Editor’s Note: Sex is just the start of the conversation

By Olivia Cohen, Editor-in-Chief

Intimacy. As abstract as it is, we all have some idea of it. When someone mentions it, we feel it.

It’s almost universal: the craving for intimacy, the craving to immerse yourself with care.

The Chronicle is back with its annual Sex Issue. But, sex doesn’t cut it. It’s not enough. The conversation doesn’t – and shouldn’t – stop there.

When we think of sex, usually the first thing we think of is physicality. What we often forget is that intimacy can be intertwined with it. Sex can be the warmth of two people in a moment of connection, or someone honoring their individuality. Although the latter doesn’t always fall under the umbrella of “sex,” all of it is intimate.

Intimacy is the calm before the storm. It lives within stroking someone’s hair and when you say goodnight. Intimacy is the moments that often go unnoticed, unappreciated and yet still are missed if not present.

It’s raunchy and racy. It’s soft and sweet. It silences the soul’s shouts of “wants” and opens up the door of “needs.”

This year, we are shining a light on those moments. Giving them a name. Empowering them.

If sex is the finish line, intimacy is the quest. Intimacy is not a crescendo but rather a beat that keeps us moving. We’re all intimate.

Yet, it is different for each person. Experience, circumstance and desire shape it.

In this issue, we report on being intimate with yourself. We dissect the intertwined nature of intimacy and religion. We explore intimacy through the lens of academia.

If there is one notion to take away from our coverage, it’s to know more than one thing can be true at a time. You can crave intimacy and dismiss sex. You can wait until marriage for sex but still self-explore. You can have both sex and intimacy. Intimacy might be abstract, but your connection and care for yourself doesn’t have to be.

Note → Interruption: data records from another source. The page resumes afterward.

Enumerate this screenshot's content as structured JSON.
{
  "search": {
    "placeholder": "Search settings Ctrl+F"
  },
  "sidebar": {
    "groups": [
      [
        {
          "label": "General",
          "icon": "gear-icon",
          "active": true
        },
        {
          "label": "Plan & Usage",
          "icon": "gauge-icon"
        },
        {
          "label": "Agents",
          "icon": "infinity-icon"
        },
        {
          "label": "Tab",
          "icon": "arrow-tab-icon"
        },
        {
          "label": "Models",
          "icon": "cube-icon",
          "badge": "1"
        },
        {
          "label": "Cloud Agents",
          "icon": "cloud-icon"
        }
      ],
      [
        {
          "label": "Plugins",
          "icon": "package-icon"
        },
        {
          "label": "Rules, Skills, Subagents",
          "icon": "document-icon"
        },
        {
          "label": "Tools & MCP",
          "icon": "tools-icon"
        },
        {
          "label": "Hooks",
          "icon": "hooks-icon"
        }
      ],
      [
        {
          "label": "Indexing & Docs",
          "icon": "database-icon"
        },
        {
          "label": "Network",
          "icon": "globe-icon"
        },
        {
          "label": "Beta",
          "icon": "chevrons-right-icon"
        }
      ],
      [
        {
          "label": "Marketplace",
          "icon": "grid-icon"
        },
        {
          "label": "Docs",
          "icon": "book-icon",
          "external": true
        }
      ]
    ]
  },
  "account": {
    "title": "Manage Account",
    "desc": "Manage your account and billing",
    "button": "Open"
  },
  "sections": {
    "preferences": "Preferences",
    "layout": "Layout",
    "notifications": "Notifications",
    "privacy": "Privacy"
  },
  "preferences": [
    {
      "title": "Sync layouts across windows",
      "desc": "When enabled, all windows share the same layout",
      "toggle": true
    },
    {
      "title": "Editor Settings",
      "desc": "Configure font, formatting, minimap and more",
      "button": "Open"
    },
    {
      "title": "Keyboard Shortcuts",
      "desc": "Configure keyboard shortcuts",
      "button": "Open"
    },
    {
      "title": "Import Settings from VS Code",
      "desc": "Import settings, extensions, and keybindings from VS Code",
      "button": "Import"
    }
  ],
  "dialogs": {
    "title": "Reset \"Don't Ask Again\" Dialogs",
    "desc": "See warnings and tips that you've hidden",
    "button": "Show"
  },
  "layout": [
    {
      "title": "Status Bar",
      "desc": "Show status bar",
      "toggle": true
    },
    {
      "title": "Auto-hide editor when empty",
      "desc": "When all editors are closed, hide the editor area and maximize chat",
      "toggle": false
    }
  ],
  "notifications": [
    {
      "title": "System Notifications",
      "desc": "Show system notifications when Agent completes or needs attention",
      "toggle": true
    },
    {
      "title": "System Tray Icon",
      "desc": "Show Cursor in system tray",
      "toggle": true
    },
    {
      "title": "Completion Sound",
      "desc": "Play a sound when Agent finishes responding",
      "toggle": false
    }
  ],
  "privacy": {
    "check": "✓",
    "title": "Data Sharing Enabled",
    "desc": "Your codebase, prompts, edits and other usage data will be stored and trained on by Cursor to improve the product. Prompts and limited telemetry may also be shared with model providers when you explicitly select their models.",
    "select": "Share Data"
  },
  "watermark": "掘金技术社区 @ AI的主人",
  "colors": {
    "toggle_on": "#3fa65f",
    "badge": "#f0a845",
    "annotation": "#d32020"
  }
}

Intimacy is about feeding the soul – what and how you consume is up to you.